### [What to produce]
Search term "title": please copy every line of the records below that contains it.

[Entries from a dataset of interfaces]
++++++++++++++++++++

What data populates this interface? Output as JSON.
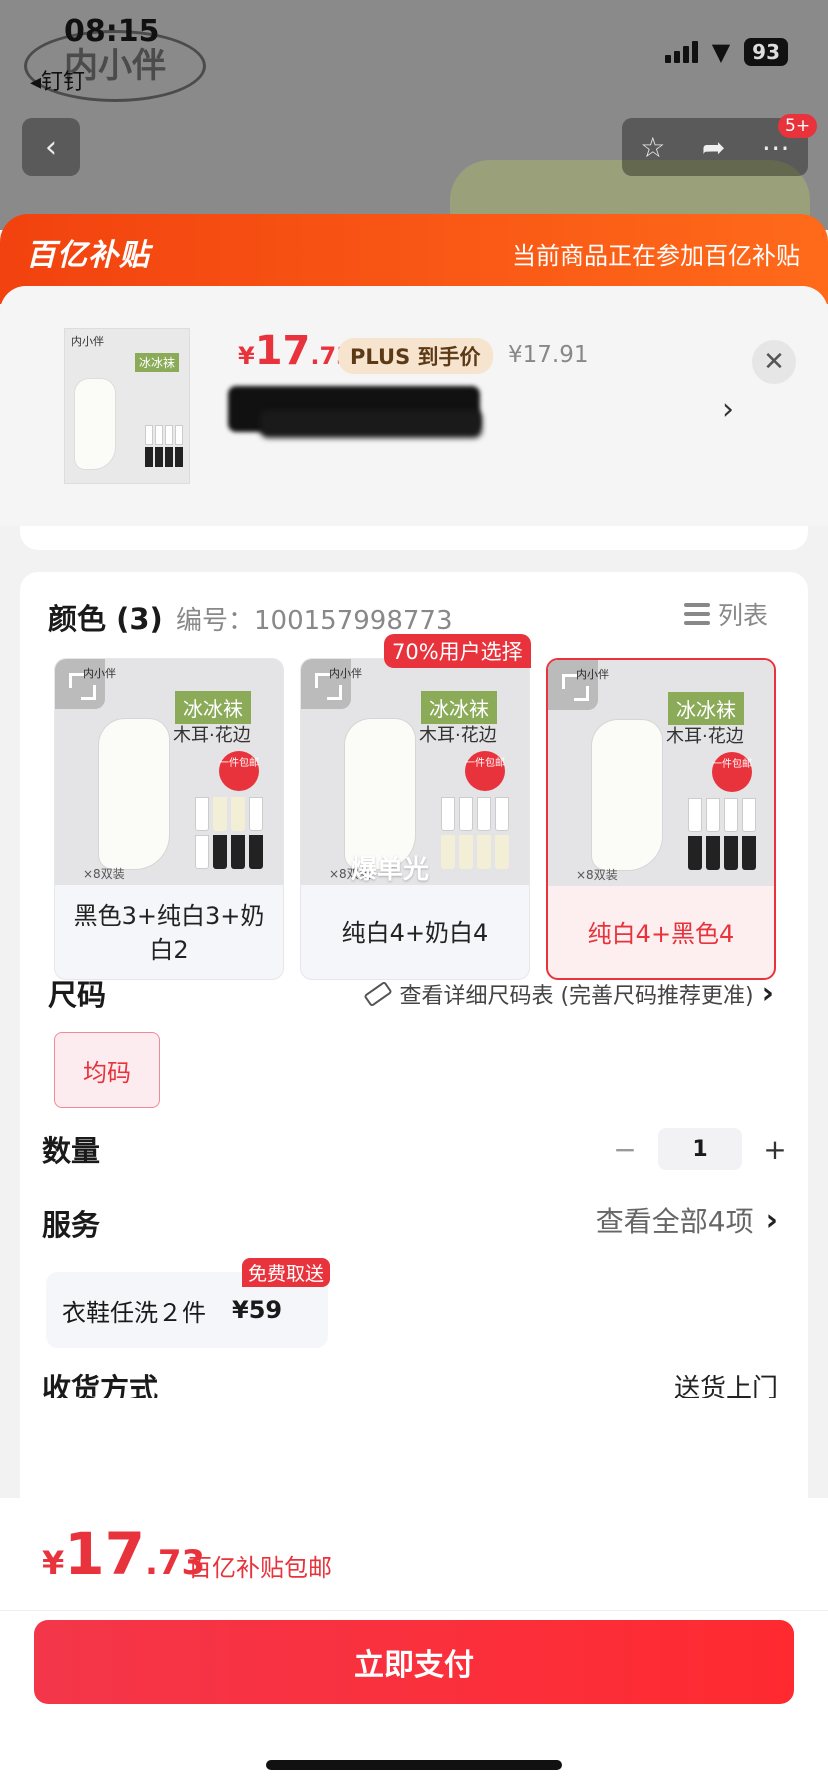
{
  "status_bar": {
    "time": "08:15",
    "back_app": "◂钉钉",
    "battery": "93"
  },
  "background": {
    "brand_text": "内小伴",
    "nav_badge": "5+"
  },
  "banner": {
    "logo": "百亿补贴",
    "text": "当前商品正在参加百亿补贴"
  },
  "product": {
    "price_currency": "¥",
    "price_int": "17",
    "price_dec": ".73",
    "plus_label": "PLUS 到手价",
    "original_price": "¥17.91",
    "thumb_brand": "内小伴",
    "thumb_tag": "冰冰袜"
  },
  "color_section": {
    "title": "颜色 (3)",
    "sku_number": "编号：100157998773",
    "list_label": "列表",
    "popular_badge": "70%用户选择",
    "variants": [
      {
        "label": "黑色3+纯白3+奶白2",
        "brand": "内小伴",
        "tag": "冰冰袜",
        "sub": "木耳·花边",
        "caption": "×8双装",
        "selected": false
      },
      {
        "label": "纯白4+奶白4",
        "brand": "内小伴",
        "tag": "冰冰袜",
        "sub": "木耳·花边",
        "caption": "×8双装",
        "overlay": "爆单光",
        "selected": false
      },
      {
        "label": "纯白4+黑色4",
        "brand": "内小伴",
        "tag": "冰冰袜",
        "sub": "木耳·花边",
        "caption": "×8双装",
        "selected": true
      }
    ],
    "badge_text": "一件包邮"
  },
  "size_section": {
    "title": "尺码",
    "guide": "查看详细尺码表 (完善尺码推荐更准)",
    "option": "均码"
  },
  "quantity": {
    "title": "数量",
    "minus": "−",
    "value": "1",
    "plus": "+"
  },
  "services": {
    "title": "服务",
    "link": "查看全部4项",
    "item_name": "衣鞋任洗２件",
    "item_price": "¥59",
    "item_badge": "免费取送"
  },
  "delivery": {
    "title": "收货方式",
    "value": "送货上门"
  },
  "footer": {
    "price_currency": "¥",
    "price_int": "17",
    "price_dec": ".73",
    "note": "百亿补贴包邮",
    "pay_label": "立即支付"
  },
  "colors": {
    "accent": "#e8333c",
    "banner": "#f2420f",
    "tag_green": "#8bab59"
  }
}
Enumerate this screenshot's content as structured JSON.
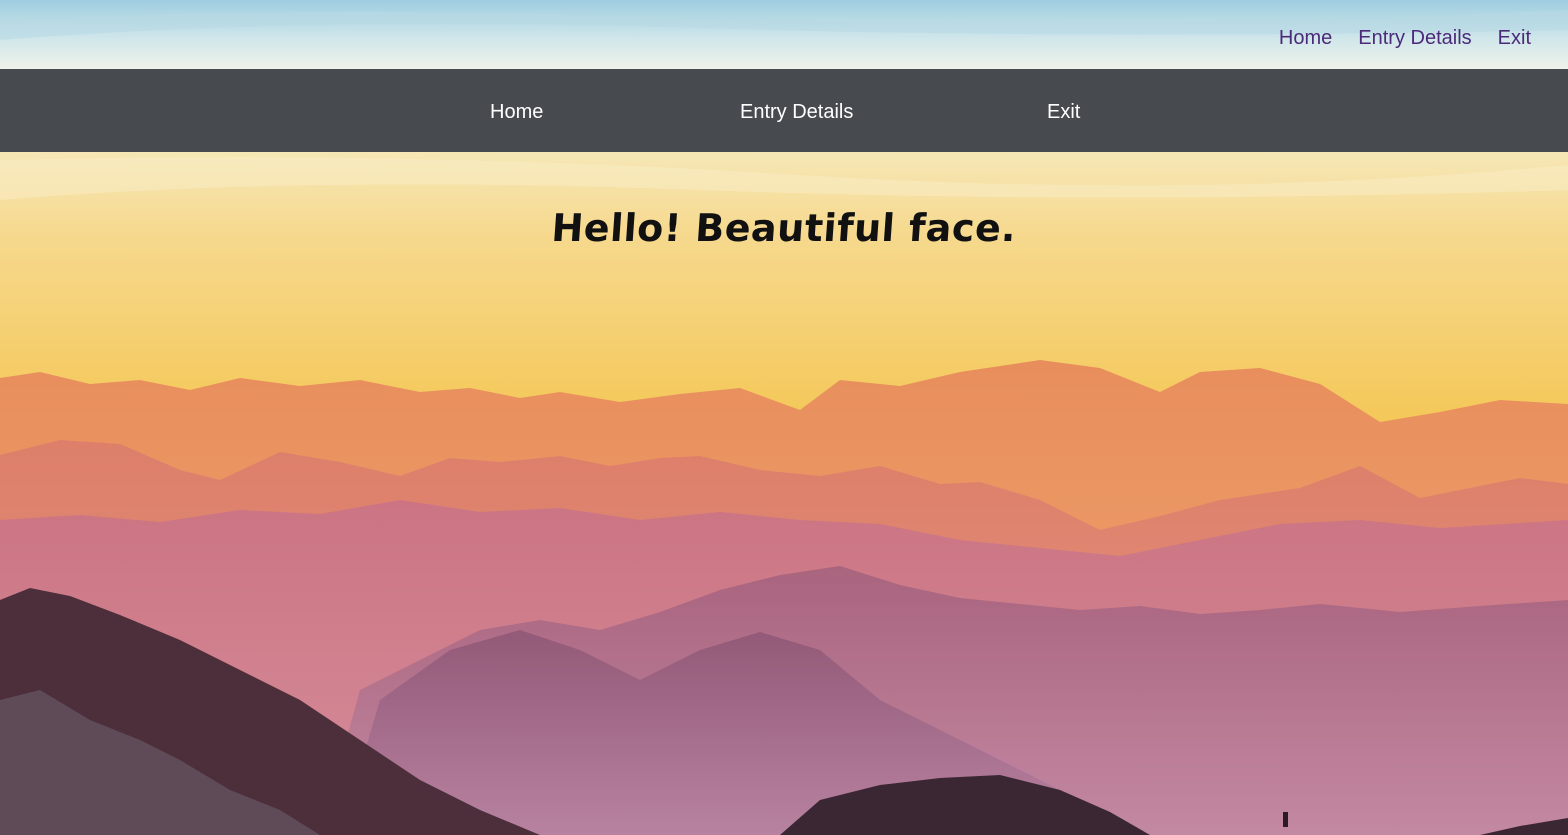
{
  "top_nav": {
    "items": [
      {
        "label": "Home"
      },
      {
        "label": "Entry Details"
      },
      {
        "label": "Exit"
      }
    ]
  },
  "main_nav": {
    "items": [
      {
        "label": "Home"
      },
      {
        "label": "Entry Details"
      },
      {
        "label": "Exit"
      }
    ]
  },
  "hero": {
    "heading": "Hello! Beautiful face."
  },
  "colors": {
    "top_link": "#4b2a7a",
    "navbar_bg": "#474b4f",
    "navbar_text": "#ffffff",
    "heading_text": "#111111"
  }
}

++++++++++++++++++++

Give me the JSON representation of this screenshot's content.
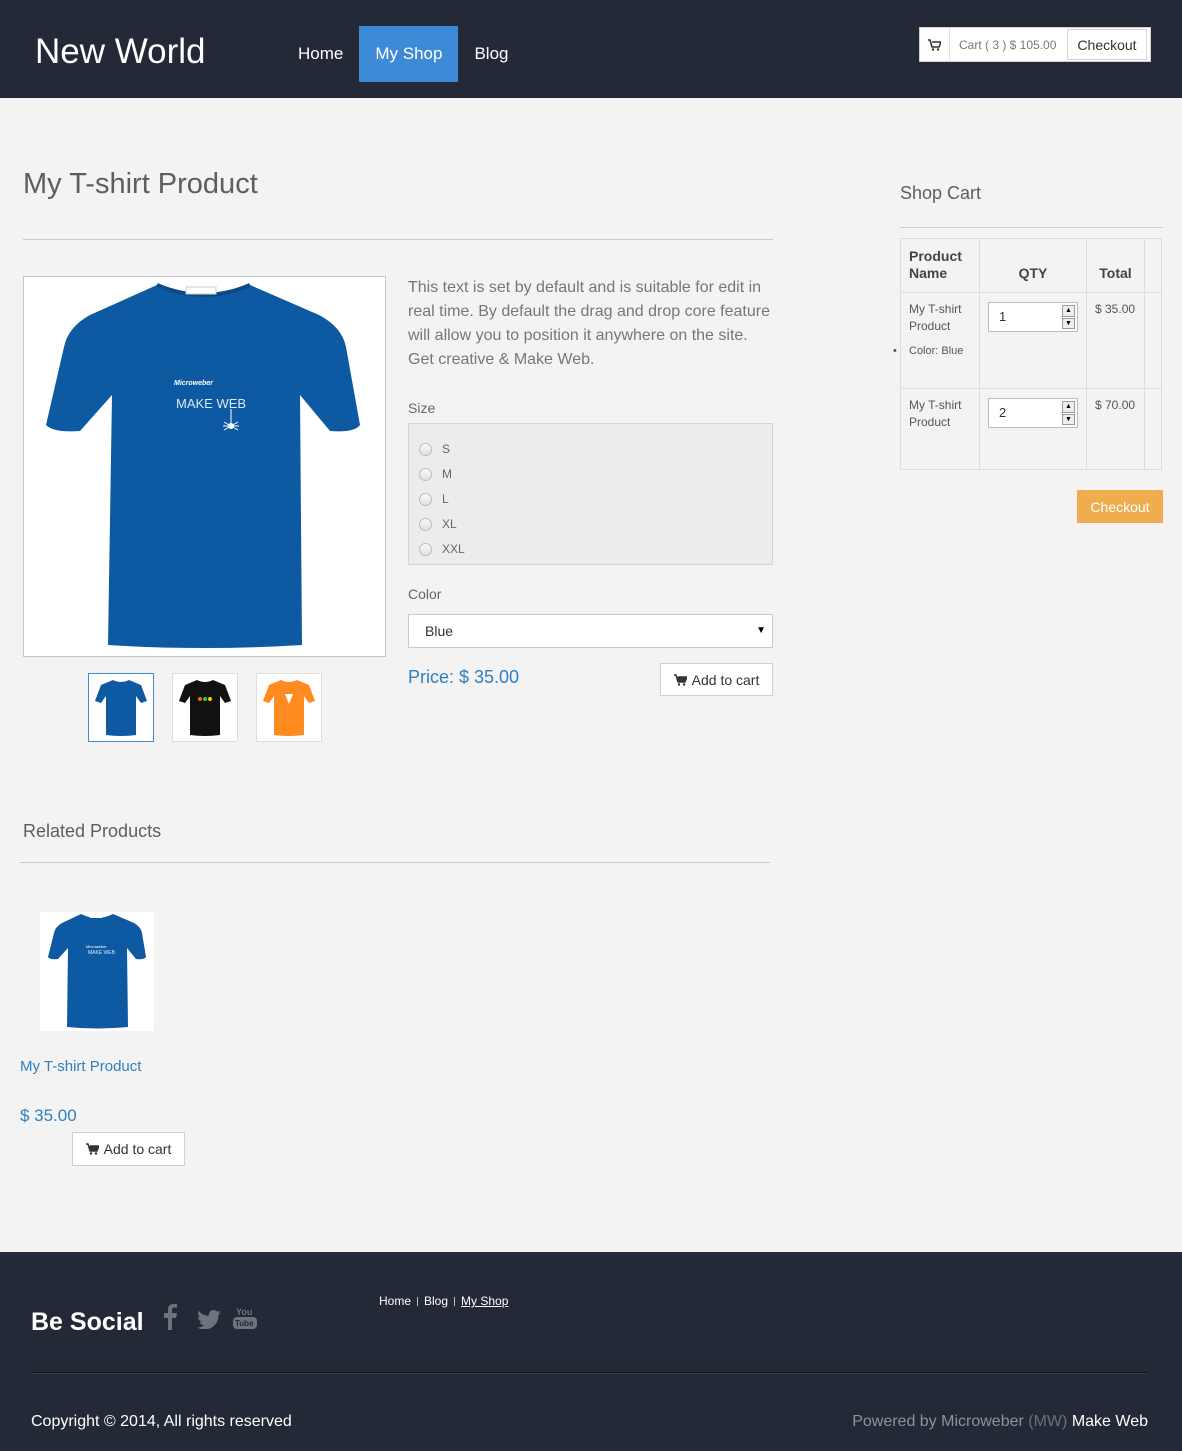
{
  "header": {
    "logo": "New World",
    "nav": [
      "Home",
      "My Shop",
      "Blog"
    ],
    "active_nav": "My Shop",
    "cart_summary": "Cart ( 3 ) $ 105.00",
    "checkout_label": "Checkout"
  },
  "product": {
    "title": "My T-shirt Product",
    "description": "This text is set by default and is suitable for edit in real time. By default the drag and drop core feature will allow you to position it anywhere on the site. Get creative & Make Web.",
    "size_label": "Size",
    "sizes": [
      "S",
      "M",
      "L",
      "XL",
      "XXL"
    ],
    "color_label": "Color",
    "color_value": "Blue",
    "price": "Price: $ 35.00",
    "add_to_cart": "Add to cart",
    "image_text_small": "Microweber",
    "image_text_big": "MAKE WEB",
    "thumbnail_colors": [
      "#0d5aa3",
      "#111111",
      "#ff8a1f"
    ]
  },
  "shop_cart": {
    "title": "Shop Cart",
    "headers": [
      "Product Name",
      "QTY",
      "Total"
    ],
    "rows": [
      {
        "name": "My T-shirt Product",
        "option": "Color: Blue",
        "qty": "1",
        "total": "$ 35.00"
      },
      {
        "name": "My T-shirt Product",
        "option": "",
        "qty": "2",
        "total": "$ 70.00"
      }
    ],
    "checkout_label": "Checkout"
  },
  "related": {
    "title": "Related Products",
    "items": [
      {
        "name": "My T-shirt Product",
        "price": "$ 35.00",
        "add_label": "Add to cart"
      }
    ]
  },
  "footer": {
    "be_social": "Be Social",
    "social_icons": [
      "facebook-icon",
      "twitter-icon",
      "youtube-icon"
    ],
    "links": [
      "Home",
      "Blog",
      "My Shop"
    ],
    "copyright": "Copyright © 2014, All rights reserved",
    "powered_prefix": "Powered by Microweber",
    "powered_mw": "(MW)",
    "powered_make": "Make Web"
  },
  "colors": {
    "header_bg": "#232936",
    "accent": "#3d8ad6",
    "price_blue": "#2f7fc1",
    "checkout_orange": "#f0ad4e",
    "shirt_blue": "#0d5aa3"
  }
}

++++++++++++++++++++

### [Your response]
    "title": "颜色 (3)",
    "title": "尺码",
    "title": "数量",
    "title": "服务",
    "title": "收货方式",
    "title": "My T-shirt Product",
    "title": "Shop Cart",
    "title": "Related Products",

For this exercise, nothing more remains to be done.